This particular “distinction-without-a-difference” — taking U.S. citizenship away from American women who happened to marry foreigners — has been abolished.  But our law retains similar foolishness.  Our law divides people into categories not based on the reality of their suffering (refugees), community membership (long-resident unauthorized migrants), or economic value (taxpayers, workers, customers).  Congress makes stuff up.

You’re innocent and threatened with starvation or violent death?  Whether we give you refuge depends on whether Congress says the harm you fear is “persecution”.  You’re a beloved noncitizen member of your American family and community?  You’re deportable if Congress says so.  You’re a wonderful noncitizen worker needed by your employer?  Congress tells the boss whom she can and cannot hire.  Rules trump reality.

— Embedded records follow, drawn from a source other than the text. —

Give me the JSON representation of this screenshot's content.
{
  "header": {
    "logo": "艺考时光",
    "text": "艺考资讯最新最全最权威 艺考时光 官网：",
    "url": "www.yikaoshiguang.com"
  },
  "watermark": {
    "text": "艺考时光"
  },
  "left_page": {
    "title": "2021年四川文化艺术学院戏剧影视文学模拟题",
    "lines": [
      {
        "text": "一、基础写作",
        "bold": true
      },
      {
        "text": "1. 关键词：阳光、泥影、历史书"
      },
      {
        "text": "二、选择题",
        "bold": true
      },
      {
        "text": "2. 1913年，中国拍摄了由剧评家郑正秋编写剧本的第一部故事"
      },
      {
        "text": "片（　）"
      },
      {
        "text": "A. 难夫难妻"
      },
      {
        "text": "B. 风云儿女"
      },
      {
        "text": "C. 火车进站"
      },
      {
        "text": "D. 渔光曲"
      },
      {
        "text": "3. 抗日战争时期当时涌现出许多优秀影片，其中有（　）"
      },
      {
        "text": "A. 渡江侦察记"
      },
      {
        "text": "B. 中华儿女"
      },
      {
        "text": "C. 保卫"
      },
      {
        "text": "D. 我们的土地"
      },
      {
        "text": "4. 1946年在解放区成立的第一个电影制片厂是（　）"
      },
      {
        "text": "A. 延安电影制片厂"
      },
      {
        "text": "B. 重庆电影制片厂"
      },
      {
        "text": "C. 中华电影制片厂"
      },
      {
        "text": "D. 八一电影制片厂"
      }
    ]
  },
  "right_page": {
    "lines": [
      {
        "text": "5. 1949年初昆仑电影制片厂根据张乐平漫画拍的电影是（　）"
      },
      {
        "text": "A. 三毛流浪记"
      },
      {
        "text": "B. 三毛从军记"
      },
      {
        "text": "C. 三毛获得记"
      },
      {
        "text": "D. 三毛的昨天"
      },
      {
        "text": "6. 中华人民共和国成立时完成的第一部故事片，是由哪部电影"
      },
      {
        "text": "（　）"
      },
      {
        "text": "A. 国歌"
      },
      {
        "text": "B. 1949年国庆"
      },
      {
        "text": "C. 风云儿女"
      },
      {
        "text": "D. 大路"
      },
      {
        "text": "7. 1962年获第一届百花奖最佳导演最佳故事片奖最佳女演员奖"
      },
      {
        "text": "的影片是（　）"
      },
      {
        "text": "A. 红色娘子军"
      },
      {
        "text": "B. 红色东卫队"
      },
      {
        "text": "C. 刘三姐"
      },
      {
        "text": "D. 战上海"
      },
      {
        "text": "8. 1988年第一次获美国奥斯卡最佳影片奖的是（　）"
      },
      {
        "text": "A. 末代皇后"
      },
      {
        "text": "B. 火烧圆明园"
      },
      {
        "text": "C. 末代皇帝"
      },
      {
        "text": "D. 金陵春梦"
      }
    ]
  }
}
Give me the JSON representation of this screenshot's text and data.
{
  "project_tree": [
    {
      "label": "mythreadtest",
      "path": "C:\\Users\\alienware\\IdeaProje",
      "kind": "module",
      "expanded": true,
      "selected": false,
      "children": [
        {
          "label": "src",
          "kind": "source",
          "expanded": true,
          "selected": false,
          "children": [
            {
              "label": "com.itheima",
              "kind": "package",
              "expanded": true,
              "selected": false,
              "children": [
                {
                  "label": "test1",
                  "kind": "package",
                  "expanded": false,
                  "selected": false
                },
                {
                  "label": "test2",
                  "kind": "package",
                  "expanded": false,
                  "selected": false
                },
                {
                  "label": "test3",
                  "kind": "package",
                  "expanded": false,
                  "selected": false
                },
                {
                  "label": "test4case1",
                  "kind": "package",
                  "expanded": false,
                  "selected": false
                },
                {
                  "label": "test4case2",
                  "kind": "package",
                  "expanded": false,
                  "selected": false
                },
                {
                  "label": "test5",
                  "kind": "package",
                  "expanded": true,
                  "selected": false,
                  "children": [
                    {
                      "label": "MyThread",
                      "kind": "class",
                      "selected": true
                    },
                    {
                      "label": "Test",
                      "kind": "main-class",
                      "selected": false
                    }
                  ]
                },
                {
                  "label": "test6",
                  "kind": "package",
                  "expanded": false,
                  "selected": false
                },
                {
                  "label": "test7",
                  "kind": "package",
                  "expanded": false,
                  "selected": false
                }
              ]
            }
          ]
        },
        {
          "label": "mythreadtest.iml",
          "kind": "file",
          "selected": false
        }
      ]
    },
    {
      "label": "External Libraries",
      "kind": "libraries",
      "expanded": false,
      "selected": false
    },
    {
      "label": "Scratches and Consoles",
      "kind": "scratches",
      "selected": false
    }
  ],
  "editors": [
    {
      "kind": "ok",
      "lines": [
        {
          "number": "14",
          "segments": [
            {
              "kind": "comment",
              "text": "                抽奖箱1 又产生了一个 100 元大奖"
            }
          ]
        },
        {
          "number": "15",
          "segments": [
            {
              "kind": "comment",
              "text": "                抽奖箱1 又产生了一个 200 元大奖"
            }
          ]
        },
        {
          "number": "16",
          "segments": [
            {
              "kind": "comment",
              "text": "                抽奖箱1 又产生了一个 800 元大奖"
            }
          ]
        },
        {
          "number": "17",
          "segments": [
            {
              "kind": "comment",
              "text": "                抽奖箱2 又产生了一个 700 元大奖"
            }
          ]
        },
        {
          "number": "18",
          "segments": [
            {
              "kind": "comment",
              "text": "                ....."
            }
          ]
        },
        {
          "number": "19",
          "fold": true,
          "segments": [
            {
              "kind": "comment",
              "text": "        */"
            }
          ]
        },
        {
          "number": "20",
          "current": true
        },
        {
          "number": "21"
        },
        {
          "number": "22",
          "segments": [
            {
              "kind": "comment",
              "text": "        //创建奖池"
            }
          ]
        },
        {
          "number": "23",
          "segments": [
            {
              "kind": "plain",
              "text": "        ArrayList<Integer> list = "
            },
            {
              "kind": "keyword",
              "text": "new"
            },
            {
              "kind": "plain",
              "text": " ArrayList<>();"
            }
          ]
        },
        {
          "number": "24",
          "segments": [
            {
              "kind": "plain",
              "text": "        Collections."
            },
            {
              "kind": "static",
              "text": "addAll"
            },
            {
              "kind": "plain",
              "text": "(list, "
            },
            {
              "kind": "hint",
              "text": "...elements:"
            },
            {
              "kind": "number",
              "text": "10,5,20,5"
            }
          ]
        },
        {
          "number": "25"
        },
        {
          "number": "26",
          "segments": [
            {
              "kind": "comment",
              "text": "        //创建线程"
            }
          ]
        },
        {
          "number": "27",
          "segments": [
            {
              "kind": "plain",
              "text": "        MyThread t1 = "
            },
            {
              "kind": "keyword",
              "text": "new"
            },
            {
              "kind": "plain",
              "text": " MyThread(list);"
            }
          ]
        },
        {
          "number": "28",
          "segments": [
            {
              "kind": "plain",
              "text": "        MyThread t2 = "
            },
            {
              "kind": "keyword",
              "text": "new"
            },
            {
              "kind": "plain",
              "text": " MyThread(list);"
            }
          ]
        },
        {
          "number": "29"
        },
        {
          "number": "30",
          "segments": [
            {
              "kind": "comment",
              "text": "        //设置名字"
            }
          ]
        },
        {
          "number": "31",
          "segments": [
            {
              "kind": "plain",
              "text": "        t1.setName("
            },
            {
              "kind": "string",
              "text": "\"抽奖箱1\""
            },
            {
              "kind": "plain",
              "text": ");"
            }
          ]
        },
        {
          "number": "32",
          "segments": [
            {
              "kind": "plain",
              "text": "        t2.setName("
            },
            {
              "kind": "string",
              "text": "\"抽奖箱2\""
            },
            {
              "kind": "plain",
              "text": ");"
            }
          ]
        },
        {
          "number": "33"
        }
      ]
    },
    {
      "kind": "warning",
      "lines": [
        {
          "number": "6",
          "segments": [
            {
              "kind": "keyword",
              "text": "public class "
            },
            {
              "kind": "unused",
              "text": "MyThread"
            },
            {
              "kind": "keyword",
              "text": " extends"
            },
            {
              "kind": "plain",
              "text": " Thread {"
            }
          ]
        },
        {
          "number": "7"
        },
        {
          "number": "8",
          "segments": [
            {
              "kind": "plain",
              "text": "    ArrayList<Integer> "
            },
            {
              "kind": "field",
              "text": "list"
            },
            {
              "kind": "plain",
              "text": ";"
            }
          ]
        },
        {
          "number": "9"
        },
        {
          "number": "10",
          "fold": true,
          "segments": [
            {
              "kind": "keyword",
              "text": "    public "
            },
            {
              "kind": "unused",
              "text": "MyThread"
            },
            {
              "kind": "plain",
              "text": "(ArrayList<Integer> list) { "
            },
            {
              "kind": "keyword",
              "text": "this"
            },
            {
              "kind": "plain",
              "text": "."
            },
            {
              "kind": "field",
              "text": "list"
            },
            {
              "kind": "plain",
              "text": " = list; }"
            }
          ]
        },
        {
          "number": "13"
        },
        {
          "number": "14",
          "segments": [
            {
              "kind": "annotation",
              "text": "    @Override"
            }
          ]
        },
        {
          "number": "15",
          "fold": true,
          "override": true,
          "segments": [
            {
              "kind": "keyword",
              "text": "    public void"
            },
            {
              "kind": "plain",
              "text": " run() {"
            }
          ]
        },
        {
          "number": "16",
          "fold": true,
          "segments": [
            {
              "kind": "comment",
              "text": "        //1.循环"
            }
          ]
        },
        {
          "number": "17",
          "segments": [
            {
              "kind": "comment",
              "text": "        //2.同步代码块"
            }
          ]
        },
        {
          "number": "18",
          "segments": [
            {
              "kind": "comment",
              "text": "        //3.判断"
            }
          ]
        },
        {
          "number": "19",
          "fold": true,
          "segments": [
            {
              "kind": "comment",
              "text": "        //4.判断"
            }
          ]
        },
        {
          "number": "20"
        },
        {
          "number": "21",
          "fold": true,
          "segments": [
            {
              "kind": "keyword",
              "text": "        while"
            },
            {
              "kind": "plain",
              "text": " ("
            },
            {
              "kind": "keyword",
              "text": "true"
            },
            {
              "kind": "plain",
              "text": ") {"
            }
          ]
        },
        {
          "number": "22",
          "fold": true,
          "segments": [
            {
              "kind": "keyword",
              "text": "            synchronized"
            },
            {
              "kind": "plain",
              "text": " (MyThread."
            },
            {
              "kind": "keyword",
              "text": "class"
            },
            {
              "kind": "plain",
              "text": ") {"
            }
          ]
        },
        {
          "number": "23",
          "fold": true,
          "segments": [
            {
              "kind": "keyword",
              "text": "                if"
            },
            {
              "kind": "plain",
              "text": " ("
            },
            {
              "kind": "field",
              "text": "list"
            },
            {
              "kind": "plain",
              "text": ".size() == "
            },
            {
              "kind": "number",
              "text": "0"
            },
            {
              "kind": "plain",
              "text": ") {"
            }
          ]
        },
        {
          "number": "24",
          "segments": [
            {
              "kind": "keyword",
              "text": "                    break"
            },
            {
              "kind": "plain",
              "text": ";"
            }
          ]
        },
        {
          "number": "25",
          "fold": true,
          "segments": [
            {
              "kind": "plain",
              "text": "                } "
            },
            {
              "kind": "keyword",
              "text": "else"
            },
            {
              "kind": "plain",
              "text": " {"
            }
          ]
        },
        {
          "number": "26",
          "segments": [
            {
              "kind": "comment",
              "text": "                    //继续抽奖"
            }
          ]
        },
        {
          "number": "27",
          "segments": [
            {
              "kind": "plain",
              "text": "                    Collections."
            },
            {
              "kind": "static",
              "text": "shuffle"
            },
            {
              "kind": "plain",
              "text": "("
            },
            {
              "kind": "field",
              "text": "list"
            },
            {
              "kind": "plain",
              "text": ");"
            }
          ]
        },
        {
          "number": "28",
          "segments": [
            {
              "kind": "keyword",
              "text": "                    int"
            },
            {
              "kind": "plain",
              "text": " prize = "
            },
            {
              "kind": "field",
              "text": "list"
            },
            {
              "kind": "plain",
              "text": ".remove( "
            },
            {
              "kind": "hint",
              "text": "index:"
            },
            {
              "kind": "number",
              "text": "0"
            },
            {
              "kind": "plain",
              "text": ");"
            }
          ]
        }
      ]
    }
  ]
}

The fact of actual suffering, or belonging, or value, does not depend on a piece of paper.  Calling a person “alien” does not make her so.  If the law irrebuttably supposes that children who grew up here, or adults who have made their families’ lives here, or women like Annie, are not actually American . . . let us defer to David Copperfield.  “If the law supposes that,” said Mr. Bumble, squeezing his hat emphatically in both hands, “the law is a ass — a idiot. If that’s the eye of the law, the law is a bachelor; and the worst I wish the law is, that his eye may be opened by experience — by experience.”